|Now our clients were sitting in cash, and let me tell you, the cash sitting there earning nothing was not a problem. Now, how things play out after all of this stuff shakes out, after all the different aspects of things go, we have no idea. Now is that our intent that we’re going to sit in cash for months or for weeks? No, but the question people ask is when are we going to get back in? How do you do that? We always try to help people visualize that the market is working on what we call an S curve. Imagine an S turned on its side. You’ve got a bottom and then it goes up and you have a top. It just does that zigzag. Well, we are not trying to tell people we’re buying or selling rather perfectly at the bottom. I’m sorry, buying at the bottom and then selling at the top. We can’t do that. That’s impossible. What we can do though is buy when we see demand, and then sell when we see that demand go away. That’s our objective when using cash.|

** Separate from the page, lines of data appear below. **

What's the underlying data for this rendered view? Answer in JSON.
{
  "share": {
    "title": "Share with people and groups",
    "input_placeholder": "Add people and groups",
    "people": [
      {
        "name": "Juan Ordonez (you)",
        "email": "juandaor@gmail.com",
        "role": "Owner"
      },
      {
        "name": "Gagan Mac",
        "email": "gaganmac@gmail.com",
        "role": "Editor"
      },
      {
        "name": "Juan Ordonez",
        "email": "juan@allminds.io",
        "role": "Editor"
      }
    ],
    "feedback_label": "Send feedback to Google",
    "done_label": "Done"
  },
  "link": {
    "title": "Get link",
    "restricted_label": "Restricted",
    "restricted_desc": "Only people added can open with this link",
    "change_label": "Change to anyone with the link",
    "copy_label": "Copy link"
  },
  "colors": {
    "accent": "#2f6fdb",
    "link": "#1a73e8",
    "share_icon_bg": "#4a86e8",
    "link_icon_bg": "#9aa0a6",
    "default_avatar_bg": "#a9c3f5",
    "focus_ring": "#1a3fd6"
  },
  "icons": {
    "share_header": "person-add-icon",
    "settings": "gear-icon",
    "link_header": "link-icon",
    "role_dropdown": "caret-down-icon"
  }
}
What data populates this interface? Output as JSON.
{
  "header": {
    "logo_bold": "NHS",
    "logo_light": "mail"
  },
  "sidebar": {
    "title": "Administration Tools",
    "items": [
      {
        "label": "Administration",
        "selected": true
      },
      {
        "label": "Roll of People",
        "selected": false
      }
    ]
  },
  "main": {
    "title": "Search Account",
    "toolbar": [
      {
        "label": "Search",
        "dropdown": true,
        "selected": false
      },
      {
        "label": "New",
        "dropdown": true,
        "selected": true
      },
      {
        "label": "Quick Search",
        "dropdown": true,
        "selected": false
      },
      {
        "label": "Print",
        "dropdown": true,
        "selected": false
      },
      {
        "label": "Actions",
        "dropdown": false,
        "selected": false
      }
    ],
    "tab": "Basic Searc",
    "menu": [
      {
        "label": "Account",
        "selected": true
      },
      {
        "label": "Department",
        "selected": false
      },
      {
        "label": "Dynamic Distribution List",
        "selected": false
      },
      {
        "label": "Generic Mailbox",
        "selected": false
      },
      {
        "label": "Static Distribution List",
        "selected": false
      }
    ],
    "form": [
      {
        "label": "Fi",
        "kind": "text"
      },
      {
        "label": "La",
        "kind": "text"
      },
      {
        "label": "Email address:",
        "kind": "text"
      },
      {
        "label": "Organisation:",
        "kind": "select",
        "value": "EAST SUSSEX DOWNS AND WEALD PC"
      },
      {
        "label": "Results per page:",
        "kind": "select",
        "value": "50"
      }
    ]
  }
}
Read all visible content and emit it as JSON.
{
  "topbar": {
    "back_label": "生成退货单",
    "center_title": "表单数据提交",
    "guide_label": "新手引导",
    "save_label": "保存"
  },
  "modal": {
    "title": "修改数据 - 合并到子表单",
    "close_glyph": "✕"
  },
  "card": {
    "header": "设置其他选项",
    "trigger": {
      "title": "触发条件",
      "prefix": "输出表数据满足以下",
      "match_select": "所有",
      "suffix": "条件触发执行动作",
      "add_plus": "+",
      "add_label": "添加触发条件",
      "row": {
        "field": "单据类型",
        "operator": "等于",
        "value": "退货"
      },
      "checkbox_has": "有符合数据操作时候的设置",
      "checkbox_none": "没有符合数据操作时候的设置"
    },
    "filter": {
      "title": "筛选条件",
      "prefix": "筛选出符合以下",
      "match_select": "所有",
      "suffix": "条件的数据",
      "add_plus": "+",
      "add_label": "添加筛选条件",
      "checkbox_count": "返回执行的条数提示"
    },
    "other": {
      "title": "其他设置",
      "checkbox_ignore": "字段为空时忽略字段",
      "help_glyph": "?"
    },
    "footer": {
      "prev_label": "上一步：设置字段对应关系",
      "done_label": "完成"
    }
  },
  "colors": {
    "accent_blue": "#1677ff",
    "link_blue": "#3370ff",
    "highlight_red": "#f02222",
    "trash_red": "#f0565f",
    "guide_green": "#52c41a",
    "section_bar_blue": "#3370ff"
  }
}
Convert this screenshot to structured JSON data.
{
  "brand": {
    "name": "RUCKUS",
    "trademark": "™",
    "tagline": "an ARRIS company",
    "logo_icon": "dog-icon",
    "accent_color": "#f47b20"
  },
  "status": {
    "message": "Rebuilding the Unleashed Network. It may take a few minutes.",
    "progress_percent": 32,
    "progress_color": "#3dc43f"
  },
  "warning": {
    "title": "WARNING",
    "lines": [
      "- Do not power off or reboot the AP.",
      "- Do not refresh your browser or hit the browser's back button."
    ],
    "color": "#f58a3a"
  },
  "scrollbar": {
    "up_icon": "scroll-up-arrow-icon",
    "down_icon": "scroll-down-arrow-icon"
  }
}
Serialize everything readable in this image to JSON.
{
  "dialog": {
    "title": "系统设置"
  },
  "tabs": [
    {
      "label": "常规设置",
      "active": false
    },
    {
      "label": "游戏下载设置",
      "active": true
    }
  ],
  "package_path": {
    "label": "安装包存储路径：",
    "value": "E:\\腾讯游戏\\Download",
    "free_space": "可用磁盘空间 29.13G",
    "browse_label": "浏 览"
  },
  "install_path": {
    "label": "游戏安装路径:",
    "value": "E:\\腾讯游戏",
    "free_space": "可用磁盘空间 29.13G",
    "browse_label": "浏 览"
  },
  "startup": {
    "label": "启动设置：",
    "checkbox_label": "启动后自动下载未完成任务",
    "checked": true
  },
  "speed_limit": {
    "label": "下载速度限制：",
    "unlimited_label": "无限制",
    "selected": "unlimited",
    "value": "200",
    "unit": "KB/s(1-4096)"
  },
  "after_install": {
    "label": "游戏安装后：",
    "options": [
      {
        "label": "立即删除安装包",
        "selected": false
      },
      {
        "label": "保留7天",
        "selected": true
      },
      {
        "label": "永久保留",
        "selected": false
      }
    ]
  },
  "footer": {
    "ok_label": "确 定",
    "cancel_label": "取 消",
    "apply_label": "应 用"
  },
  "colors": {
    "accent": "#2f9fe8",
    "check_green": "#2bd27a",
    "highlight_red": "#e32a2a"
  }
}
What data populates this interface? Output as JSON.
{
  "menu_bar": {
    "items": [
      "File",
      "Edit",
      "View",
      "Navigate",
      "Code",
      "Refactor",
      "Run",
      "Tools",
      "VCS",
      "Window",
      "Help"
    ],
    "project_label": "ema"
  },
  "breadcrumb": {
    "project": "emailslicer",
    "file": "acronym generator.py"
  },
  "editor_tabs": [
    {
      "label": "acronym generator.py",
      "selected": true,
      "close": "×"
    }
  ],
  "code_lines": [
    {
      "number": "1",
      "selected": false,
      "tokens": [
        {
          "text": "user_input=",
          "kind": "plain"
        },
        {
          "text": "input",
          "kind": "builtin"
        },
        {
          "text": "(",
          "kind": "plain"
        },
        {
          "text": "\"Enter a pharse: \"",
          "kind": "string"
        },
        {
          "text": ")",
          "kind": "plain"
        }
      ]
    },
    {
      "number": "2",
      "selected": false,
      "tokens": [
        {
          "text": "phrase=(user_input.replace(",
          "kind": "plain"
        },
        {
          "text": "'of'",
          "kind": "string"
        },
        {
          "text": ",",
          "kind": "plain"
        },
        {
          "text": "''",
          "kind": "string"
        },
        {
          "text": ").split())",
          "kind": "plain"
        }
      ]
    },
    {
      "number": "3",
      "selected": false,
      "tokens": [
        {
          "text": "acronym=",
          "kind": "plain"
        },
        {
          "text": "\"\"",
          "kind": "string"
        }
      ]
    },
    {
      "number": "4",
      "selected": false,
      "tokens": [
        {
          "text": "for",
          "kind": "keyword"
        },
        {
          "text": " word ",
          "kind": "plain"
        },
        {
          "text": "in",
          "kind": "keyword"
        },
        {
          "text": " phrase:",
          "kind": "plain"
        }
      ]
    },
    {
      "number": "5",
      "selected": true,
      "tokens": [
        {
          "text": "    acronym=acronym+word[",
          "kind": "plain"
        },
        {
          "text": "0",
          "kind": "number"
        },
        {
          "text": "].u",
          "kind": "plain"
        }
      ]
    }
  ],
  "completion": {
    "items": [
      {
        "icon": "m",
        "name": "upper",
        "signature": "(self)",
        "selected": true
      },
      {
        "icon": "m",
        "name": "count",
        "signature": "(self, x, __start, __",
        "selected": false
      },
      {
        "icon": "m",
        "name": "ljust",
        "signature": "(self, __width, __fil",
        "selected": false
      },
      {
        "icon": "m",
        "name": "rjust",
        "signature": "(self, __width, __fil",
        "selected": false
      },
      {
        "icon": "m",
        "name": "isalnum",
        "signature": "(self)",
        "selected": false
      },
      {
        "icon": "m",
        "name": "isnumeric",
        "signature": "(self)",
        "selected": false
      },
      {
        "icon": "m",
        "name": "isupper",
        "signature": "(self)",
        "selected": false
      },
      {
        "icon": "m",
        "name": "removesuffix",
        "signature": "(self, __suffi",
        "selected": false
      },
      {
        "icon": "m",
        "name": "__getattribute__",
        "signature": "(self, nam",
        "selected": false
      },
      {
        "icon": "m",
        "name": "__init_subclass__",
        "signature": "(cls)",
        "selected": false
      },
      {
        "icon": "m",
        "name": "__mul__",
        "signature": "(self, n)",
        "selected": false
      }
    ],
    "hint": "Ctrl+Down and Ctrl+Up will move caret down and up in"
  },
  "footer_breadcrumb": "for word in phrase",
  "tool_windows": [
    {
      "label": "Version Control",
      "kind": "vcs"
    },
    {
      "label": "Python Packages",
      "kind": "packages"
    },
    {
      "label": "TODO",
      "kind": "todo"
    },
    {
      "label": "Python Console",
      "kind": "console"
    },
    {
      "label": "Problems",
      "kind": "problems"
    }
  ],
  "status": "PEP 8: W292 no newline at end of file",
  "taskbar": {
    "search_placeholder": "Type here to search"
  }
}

|If you’re thinking about this and you go, “Wow, this is a lot.” There’s two avenues that you’ve got that you can go to. Number one, you can go to our website. We’ve got a blog article written on this idea of cash positioning. Second, you might think I just want to talk to you and see if I can understand how you do what you do. You can go to our website. You can go to the top right hand corner, go to where it says complimentary phone conversation. Click on that. We will schedule … You can schedule for yourself a 15 minute complimentary phone conversation. Myself or Murs will hop on the phone, will answer any questions you have about this idea of utilizing cash. It may or may not be right for you. That’s okay. We just want to make sure you understand that there are strategies to protect against significant losses in the market. We do that by using cash. We hope this has been helpful. We’ll talk to you again next week.|